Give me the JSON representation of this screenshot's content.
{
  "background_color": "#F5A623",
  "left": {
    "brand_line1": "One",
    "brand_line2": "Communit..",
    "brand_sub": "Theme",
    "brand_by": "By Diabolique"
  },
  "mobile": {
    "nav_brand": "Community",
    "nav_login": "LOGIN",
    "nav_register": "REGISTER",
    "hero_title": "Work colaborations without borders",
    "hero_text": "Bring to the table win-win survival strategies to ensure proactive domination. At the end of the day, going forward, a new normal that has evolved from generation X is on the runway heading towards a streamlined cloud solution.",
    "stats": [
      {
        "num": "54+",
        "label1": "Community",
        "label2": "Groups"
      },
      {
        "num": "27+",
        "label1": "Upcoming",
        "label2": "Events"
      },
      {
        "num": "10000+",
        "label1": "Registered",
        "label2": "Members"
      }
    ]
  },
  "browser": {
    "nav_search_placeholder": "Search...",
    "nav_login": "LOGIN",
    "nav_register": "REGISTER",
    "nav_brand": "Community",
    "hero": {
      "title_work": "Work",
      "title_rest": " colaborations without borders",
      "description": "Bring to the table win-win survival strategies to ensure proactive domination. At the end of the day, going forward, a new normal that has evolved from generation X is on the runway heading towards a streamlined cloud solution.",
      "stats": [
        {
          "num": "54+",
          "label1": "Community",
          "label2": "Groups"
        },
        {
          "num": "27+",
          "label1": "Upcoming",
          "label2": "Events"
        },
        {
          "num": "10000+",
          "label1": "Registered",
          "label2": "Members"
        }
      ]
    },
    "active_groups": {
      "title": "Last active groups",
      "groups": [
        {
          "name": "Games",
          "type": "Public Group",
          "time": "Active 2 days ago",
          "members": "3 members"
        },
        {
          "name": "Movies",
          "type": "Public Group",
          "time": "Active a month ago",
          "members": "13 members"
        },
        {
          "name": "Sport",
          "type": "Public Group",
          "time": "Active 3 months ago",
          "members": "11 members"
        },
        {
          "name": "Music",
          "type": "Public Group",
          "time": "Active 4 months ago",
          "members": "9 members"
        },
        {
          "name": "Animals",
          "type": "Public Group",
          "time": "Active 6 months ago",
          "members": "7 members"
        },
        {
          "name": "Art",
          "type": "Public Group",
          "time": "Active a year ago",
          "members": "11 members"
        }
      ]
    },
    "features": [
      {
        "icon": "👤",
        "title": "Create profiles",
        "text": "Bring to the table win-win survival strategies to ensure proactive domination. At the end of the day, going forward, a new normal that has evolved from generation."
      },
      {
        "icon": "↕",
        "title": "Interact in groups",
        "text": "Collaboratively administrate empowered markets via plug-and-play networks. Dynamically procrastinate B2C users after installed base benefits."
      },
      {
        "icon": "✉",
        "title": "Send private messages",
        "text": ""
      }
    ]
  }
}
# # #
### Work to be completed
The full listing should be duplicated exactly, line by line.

### Expected answer
Give me the JSON representation of this screenshot's content.
{
  "background_color": "#F5A623",
  "left": {
    "brand_line1": "One",
    "brand_line2": "Communit..",
    "brand_sub": "Theme",
    "brand_by": "By Diabolique"
  },
  "mobile": {
    "nav_brand": "Community",
    "nav_login": "LOGIN",
    "nav_register": "REGISTER",
    "hero_title": "Work colaborations without borders",
    "hero_text": "Bring to the table win-win survival strategies to ensure proactive domination. At the end of the day, going forward, a new normal that has evolved from generation X is on the runway heading towards a streamlined cloud solution.",
    "stats": [
      {
        "num": "54+",
        "label1": "Community",
        "label2": "Groups"
      },
      {
        "num": "27+",
        "label1": "Upcoming",
        "label2": "Events"
      },
      {
        "num": "10000+",
        "label1": "Registered",
        "label2": "Members"
      }
    ]
  },
  "browser": {
    "nav_search_placeholder": "Search...",
    "nav_login": "LOGIN",
    "nav_register": "REGISTER",
    "nav_brand": "Community",
    "hero": {
      "title_work": "Work",
      "title_rest": " colaborations without borders",
      "description": "Bring to the table win-win survival strategies to ensure proactive domination. At the end of the day, going forward, a new normal that has evolved from generation X is on the runway heading towards a streamlined cloud solution.",
      "stats": [
        {
          "num": "54+",
          "label1": "Community",
          "label2": "Groups"
        },
        {
          "num": "27+",
          "label1": "Upcoming",
          "label2": "Events"
        },
        {
          "num": "10000+",
          "label1": "Registered",
          "label2": "Members"
        }
      ]
    },
    "active_groups": {
      "title": "Last active groups",
      "groups": [
        {
          "name": "Games",
          "type": "Public Group",
          "time": "Active 2 days ago",
          "members": "3 members"
        },
        {
          "name": "Movies",
          "type": "Public Group",
          "time": "Active a month ago",
          "members": "13 members"
        },
        {
          "name": "Sport",
          "type": "Public Group",
          "time": "Active 3 months ago",
          "members": "11 members"
        },
        {
          "name": "Music",
          "type": "Public Group",
          "time": "Active 4 months ago",
          "members": "9 members"
        },
        {
          "name": "Animals",
          "type": "Public Group",
          "time": "Active 6 months ago",
          "members": "7 members"
        },
        {
          "name": "Art",
          "type": "Public Group",
          "time": "Active a year ago",
          "members": "11 members"
        }
      ]
    },
    "features": [
      {
        "icon": "👤",
        "title": "Create profiles",
        "text": "Bring to the table win-win survival strategies to ensure proactive domination. At the end of the day, going forward, a new normal that has evolved from generation."
      },
      {
        "icon": "↕",
        "title": "Interact in groups",
        "text": "Collaboratively administrate empowered markets via plug-and-play networks. Dynamically procrastinate B2C users after installed base benefits."
      },
      {
        "icon": "✉",
        "title": "Send private messages",
        "text": ""
      }
    ]
  }
}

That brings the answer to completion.